Assignment: Pull each line holding the word "JavaProject" from the data.

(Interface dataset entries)
_____
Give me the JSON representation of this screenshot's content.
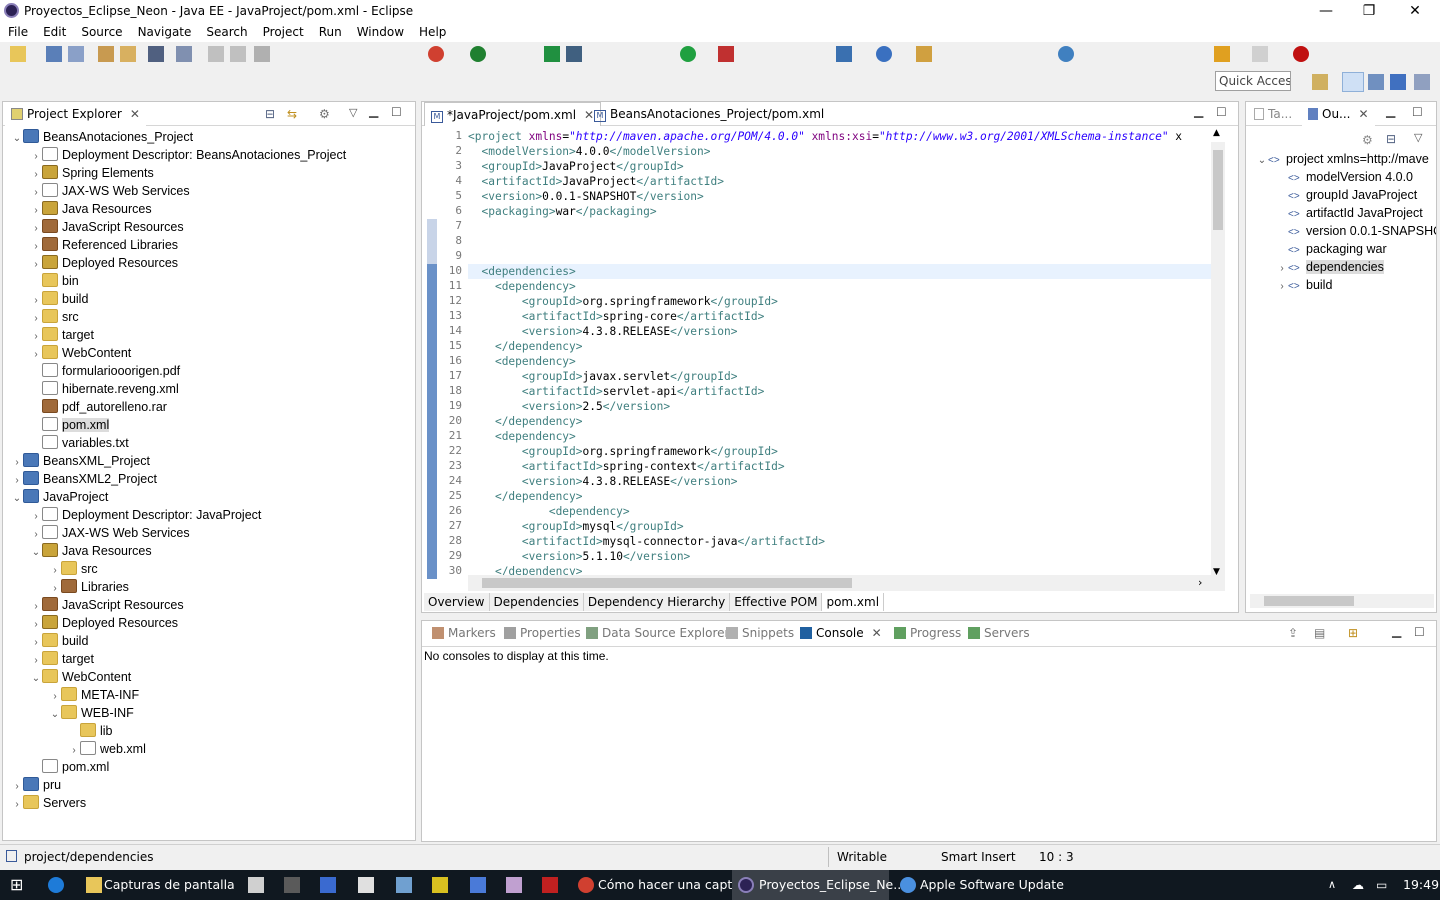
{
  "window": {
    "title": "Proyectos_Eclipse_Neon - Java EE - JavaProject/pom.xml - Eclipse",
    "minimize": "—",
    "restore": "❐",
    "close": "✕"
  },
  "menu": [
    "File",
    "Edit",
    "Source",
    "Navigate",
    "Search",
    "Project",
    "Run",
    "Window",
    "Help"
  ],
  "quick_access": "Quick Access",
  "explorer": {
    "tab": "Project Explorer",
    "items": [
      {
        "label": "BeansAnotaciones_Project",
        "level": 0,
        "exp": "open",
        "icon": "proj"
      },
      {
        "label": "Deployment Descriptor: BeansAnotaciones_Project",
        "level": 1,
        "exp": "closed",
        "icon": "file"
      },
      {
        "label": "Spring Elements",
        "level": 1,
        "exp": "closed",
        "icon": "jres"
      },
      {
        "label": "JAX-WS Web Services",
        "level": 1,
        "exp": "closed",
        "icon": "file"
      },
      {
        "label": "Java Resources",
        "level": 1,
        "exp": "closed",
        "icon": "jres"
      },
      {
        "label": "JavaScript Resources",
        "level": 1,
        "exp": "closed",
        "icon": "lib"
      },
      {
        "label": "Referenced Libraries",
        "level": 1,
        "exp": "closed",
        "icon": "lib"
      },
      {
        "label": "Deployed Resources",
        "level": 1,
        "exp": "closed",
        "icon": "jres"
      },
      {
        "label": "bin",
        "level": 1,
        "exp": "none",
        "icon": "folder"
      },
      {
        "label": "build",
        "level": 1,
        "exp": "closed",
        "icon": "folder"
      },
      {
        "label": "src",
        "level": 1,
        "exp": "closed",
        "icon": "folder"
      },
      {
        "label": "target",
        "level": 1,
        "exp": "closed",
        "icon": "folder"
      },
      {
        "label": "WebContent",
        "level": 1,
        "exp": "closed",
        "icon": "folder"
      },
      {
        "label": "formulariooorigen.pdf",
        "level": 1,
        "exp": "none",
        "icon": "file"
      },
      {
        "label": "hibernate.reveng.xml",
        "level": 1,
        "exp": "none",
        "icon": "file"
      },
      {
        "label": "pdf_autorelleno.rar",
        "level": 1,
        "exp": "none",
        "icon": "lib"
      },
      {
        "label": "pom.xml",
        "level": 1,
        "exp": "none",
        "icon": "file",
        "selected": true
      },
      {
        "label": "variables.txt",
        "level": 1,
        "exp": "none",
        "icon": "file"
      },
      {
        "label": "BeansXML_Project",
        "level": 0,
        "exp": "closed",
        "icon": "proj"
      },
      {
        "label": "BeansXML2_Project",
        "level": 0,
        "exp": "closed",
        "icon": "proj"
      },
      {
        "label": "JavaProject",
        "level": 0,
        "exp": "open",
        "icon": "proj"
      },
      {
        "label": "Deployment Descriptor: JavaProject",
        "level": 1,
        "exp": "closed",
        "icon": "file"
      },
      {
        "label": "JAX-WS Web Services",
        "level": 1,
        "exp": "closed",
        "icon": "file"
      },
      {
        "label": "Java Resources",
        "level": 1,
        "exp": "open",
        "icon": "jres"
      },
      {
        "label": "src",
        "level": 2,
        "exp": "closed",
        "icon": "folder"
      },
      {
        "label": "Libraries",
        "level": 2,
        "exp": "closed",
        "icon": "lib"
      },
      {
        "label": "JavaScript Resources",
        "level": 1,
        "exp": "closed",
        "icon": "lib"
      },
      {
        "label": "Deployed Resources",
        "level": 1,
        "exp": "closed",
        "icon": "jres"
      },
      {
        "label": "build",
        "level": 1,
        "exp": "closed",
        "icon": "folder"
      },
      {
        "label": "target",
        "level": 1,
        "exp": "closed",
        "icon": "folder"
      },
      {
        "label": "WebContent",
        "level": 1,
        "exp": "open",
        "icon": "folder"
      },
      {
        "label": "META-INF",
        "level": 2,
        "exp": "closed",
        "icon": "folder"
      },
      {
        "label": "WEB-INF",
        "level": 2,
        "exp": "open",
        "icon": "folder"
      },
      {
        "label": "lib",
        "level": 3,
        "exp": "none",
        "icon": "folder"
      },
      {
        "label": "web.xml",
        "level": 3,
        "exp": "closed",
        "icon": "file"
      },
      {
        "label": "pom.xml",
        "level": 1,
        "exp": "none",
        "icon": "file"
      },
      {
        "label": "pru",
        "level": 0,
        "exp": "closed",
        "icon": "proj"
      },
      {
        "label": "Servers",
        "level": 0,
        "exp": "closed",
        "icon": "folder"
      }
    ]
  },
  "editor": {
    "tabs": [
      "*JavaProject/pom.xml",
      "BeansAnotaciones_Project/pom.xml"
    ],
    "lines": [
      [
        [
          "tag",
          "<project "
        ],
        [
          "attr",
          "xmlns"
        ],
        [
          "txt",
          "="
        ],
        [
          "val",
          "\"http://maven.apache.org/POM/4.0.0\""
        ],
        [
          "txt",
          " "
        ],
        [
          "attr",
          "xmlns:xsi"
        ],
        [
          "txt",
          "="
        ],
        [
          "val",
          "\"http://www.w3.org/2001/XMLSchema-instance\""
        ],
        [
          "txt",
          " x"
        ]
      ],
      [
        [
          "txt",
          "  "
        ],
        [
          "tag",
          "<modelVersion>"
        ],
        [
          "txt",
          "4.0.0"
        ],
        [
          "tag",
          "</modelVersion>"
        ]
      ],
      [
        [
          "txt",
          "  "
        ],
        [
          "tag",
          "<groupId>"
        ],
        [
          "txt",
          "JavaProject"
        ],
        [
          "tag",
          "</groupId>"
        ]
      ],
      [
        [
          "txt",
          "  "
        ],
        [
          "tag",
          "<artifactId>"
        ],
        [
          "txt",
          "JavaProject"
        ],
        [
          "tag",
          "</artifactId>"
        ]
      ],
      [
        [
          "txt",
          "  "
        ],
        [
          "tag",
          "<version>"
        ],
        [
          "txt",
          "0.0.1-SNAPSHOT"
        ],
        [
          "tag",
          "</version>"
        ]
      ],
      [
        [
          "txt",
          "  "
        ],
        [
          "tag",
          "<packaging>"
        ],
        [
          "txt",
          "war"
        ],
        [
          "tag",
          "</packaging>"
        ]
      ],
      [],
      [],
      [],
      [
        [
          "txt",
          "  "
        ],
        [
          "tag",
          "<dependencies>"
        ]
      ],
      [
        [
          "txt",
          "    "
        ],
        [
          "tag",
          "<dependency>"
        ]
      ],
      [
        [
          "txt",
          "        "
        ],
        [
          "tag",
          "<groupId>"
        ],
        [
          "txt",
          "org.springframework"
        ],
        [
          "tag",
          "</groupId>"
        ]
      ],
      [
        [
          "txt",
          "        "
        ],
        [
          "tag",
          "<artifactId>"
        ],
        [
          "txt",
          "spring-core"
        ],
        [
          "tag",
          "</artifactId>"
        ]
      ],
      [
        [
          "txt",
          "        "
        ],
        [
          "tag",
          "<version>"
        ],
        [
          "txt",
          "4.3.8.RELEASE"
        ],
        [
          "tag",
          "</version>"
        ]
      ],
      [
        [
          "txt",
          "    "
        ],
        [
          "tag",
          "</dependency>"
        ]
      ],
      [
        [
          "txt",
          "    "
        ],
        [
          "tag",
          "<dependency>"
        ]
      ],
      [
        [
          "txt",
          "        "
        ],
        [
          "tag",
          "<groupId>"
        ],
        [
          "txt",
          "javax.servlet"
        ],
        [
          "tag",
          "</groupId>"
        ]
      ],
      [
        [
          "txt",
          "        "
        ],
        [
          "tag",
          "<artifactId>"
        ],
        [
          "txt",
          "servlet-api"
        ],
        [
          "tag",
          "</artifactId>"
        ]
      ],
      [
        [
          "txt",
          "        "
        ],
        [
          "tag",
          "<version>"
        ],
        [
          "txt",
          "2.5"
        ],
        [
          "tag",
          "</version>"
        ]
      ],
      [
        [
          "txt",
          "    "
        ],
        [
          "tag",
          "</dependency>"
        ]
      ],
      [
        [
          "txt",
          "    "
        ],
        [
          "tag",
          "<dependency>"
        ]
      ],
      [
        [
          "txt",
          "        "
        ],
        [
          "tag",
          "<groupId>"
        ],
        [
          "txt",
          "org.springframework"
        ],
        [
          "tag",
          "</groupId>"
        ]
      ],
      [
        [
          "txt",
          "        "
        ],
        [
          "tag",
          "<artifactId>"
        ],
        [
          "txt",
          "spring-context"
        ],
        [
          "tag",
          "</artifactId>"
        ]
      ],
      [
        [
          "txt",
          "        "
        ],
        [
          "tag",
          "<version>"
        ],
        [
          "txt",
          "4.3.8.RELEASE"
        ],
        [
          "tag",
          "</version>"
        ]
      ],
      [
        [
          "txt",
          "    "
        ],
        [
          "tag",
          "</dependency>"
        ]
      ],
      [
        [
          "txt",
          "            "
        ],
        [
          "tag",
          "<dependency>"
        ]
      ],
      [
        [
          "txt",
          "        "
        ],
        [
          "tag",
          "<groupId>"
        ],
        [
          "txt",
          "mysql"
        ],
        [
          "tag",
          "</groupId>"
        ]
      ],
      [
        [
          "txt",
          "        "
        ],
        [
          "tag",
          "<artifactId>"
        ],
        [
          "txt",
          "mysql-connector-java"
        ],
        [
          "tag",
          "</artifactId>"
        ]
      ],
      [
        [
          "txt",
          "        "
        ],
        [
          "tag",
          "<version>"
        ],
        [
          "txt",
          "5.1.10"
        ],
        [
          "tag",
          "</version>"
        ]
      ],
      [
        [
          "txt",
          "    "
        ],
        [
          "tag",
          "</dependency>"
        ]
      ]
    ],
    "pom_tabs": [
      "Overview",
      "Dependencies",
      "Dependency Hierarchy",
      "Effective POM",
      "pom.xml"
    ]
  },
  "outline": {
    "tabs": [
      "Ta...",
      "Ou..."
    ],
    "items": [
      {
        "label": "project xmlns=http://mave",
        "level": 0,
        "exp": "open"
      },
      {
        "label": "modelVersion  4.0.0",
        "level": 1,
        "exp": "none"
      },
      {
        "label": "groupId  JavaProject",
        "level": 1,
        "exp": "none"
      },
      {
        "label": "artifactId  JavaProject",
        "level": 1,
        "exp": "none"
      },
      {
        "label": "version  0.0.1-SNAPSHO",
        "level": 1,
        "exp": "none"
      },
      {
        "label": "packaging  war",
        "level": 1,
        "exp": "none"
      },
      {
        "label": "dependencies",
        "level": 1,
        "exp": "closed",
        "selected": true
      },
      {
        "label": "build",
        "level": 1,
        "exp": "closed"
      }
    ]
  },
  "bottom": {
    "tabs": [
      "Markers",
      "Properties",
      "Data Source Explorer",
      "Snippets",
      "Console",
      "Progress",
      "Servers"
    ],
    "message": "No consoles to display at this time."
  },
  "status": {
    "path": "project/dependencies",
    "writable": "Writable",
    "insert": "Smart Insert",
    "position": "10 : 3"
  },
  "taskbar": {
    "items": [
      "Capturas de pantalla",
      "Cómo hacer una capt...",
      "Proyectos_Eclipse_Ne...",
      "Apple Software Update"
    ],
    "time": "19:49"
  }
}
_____
Solved problem:
    "title": "Proyectos_Eclipse_Neon - Java EE - JavaProject/pom.xml - Eclipse",
        "label": "JavaProject",
        "label": "Deployment Descriptor: JavaProject",
      "*JavaProject/pom.xml",
          "JavaProject"
          "JavaProject"
        "label": "groupId  JavaProject",
        "label": "artifactId  JavaProject",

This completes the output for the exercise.